» **YOUR ASSIGNMENT**: Starting with the first line and ending with the last, copy the entries word for word.

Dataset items
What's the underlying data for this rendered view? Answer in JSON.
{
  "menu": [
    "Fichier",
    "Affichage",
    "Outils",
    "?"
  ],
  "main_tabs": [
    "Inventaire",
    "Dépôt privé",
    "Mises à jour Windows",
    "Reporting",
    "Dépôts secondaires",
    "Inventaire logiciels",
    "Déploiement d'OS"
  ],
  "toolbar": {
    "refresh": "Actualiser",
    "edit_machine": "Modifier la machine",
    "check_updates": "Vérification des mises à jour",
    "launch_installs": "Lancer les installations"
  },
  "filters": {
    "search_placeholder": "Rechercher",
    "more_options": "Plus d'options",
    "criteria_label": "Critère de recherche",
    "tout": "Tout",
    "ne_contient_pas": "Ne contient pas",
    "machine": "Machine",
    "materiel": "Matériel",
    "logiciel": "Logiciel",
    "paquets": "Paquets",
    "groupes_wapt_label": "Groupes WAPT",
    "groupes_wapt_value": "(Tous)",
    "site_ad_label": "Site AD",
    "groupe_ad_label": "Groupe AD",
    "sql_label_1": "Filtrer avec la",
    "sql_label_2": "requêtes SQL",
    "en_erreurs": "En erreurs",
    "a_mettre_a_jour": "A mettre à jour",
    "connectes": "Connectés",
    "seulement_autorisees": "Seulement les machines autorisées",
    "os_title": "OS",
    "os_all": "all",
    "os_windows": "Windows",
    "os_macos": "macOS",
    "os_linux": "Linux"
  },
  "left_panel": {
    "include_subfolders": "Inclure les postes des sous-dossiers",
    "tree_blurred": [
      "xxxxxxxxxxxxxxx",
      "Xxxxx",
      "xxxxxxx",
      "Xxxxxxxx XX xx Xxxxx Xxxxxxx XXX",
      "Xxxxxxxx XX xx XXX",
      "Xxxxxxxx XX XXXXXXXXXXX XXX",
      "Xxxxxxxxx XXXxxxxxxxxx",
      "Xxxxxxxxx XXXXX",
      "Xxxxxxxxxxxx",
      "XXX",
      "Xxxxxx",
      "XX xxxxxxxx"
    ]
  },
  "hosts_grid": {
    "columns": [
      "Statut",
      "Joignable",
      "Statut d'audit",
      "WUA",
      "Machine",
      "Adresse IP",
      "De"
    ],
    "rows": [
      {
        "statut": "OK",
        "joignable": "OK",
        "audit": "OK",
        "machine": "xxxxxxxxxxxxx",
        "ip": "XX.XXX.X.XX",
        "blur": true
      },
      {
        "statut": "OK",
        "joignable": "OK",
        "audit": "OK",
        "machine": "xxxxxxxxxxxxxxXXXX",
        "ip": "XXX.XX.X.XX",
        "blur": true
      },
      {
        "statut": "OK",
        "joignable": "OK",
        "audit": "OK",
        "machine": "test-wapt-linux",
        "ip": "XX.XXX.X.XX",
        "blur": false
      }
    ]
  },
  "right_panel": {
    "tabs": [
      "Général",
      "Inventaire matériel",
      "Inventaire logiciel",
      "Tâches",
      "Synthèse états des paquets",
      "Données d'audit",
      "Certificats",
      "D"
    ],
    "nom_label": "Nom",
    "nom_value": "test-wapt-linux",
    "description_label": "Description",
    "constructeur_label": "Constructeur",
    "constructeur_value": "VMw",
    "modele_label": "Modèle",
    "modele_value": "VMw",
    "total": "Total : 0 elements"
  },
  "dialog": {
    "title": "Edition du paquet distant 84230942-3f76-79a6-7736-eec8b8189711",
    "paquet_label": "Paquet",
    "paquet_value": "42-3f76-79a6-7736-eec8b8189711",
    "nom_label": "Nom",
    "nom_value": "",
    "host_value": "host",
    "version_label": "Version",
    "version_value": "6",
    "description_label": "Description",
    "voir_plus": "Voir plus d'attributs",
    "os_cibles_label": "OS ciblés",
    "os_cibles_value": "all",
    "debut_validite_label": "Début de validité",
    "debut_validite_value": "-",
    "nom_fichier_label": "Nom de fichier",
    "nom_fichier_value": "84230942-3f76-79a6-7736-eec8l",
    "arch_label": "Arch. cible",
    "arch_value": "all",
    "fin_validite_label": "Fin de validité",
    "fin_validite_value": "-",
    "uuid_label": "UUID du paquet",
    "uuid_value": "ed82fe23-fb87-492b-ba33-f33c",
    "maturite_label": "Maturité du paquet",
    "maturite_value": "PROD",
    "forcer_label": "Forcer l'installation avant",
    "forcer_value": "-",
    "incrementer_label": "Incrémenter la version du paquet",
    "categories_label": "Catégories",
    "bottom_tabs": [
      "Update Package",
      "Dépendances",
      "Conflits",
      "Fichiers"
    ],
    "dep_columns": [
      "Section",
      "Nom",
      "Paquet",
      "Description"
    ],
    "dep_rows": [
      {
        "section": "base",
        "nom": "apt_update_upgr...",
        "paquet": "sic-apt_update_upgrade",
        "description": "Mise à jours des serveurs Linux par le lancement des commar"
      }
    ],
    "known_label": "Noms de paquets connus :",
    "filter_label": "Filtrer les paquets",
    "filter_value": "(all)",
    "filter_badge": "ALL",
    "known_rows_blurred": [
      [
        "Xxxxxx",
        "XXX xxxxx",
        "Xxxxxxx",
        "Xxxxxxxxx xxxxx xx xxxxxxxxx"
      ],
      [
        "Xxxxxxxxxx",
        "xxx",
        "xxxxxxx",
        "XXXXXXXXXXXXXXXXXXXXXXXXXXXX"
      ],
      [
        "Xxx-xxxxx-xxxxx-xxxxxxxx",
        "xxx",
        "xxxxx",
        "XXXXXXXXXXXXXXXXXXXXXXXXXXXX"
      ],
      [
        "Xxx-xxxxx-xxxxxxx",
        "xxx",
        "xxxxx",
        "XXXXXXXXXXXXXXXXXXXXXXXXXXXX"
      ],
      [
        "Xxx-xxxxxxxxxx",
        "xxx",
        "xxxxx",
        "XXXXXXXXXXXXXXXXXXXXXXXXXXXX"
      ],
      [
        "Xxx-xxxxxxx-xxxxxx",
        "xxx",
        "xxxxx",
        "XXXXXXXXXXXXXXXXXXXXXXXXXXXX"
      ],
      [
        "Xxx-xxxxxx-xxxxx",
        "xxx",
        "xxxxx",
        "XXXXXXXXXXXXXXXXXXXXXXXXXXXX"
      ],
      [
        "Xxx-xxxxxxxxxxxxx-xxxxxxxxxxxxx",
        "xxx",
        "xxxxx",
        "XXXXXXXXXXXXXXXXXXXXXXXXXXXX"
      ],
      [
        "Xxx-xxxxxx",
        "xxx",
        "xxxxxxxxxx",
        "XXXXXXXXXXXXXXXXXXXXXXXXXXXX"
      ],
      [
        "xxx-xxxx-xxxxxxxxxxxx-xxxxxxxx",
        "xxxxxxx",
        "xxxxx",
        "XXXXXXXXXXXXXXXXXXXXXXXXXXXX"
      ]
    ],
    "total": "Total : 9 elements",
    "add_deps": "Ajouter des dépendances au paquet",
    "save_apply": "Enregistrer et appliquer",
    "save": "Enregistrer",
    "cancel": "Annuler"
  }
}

» **ANSWER SECTION**:
What's the underlying data for this rendered view? Answer in JSON.
{
  "menu": [
    "Fichier",
    "Affichage",
    "Outils",
    "?"
  ],
  "main_tabs": [
    "Inventaire",
    "Dépôt privé",
    "Mises à jour Windows",
    "Reporting",
    "Dépôts secondaires",
    "Inventaire logiciels",
    "Déploiement d'OS"
  ],
  "toolbar": {
    "refresh": "Actualiser",
    "edit_machine": "Modifier la machine",
    "check_updates": "Vérification des mises à jour",
    "launch_installs": "Lancer les installations"
  },
  "filters": {
    "search_placeholder": "Rechercher",
    "more_options": "Plus d'options",
    "criteria_label": "Critère de recherche",
    "tout": "Tout",
    "ne_contient_pas": "Ne contient pas",
    "machine": "Machine",
    "materiel": "Matériel",
    "logiciel": "Logiciel",
    "paquets": "Paquets",
    "groupes_wapt_label": "Groupes WAPT",
    "groupes_wapt_value": "(Tous)",
    "site_ad_label": "Site AD",
    "groupe_ad_label": "Groupe AD",
    "sql_label_1": "Filtrer avec la",
    "sql_label_2": "requêtes SQL",
    "en_erreurs": "En erreurs",
    "a_mettre_a_jour": "A mettre à jour",
    "connectes": "Connectés",
    "seulement_autorisees": "Seulement les machines autorisées",
    "os_title": "OS",
    "os_all": "all",
    "os_windows": "Windows",
    "os_macos": "macOS",
    "os_linux": "Linux"
  },
  "left_panel": {
    "include_subfolders": "Inclure les postes des sous-dossiers",
    "tree_blurred": [
      "xxxxxxxxxxxxxxx",
      "Xxxxx",
      "xxxxxxx",
      "Xxxxxxxx XX xx Xxxxx Xxxxxxx XXX",
      "Xxxxxxxx XX xx XXX",
      "Xxxxxxxx XX XXXXXXXXXXX XXX",
      "Xxxxxxxxx XXXxxxxxxxxx",
      "Xxxxxxxxx XXXXX",
      "Xxxxxxxxxxxx",
      "XXX",
      "Xxxxxx",
      "XX xxxxxxxx"
    ]
  },
  "hosts_grid": {
    "columns": [
      "Statut",
      "Joignable",
      "Statut d'audit",
      "WUA",
      "Machine",
      "Adresse IP",
      "De"
    ],
    "rows": [
      {
        "statut": "OK",
        "joignable": "OK",
        "audit": "OK",
        "machine": "xxxxxxxxxxxxx",
        "ip": "XX.XXX.X.XX",
        "blur": true
      },
      {
        "statut": "OK",
        "joignable": "OK",
        "audit": "OK",
        "machine": "xxxxxxxxxxxxxxXXXX",
        "ip": "XXX.XX.X.XX",
        "blur": true
      },
      {
        "statut": "OK",
        "joignable": "OK",
        "audit": "OK",
        "machine": "test-wapt-linux",
        "ip": "XX.XXX.X.XX",
        "blur": false
      }
    ]
  },
  "right_panel": {
    "tabs": [
      "Général",
      "Inventaire matériel",
      "Inventaire logiciel",
      "Tâches",
      "Synthèse états des paquets",
      "Données d'audit",
      "Certificats",
      "D"
    ],
    "nom_label": "Nom",
    "nom_value": "test-wapt-linux",
    "description_label": "Description",
    "constructeur_label": "Constructeur",
    "constructeur_value": "VMw",
    "modele_label": "Modèle",
    "modele_value": "VMw",
    "total": "Total : 0 elements"
  },
  "dialog": {
    "title": "Edition du paquet distant 84230942-3f76-79a6-7736-eec8b8189711",
    "paquet_label": "Paquet",
    "paquet_value": "42-3f76-79a6-7736-eec8b8189711",
    "nom_label": "Nom",
    "nom_value": "",
    "host_value": "host",
    "version_label": "Version",
    "version_value": "6",
    "description_label": "Description",
    "voir_plus": "Voir plus d'attributs",
    "os_cibles_label": "OS ciblés",
    "os_cibles_value": "all",
    "debut_validite_label": "Début de validité",
    "debut_validite_value": "-",
    "nom_fichier_label": "Nom de fichier",
    "nom_fichier_value": "84230942-3f76-79a6-7736-eec8l",
    "arch_label": "Arch. cible",
    "arch_value": "all",
    "fin_validite_label": "Fin de validité",
    "fin_validite_value": "-",
    "uuid_label": "UUID du paquet",
    "uuid_value": "ed82fe23-fb87-492b-ba33-f33c",
    "maturite_label": "Maturité du paquet",
    "maturite_value": "PROD",
    "forcer_label": "Forcer l'installation avant",
    "forcer_value": "-",
    "incrementer_label": "Incrémenter la version du paquet",
    "categories_label": "Catégories",
    "bottom_tabs": [
      "Update Package",
      "Dépendances",
      "Conflits",
      "Fichiers"
    ],
    "dep_columns": [
      "Section",
      "Nom",
      "Paquet",
      "Description"
    ],
    "dep_rows": [
      {
        "section": "base",
        "nom": "apt_update_upgr...",
        "paquet": "sic-apt_update_upgrade",
        "description": "Mise à jours des serveurs Linux par le lancement des commar"
      }
    ],
    "known_label": "Noms de paquets connus :",
    "filter_label": "Filtrer les paquets",
    "filter_value": "(all)",
    "filter_badge": "ALL",
    "known_rows_blurred": [
      [
        "Xxxxxx",
        "XXX xxxxx",
        "Xxxxxxx",
        "Xxxxxxxxx xxxxx xx xxxxxxxxx"
      ],
      [
        "Xxxxxxxxxx",
        "xxx",
        "xxxxxxx",
        "XXXXXXXXXXXXXXXXXXXXXXXXXXXX"
      ],
      [
        "Xxx-xxxxx-xxxxx-xxxxxxxx",
        "xxx",
        "xxxxx",
        "XXXXXXXXXXXXXXXXXXXXXXXXXXXX"
      ],
      [
        "Xxx-xxxxx-xxxxxxx",
        "xxx",
        "xxxxx",
        "XXXXXXXXXXXXXXXXXXXXXXXXXXXX"
      ],
      [
        "Xxx-xxxxxxxxxx",
        "xxx",
        "xxxxx",
        "XXXXXXXXXXXXXXXXXXXXXXXXXXXX"
      ],
      [
        "Xxx-xxxxxxx-xxxxxx",
        "xxx",
        "xxxxx",
        "XXXXXXXXXXXXXXXXXXXXXXXXXXXX"
      ],
      [
        "Xxx-xxxxxx-xxxxx",
        "xxx",
        "xxxxx",
        "XXXXXXXXXXXXXXXXXXXXXXXXXXXX"
      ],
      [
        "Xxx-xxxxxxxxxxxxx-xxxxxxxxxxxxx",
        "xxx",
        "xxxxx",
        "XXXXXXXXXXXXXXXXXXXXXXXXXXXX"
      ],
      [
        "Xxx-xxxxxx",
        "xxx",
        "xxxxxxxxxx",
        "XXXXXXXXXXXXXXXXXXXXXXXXXXXX"
      ],
      [
        "xxx-xxxx-xxxxxxxxxxxx-xxxxxxxx",
        "xxxxxxx",
        "xxxxx",
        "XXXXXXXXXXXXXXXXXXXXXXXXXXXX"
      ]
    ],
    "total": "Total : 9 elements",
    "add_deps": "Ajouter des dépendances au paquet",
    "save_apply": "Enregistrer et appliquer",
    "save": "Enregistrer",
    "cancel": "Annuler"
  }
}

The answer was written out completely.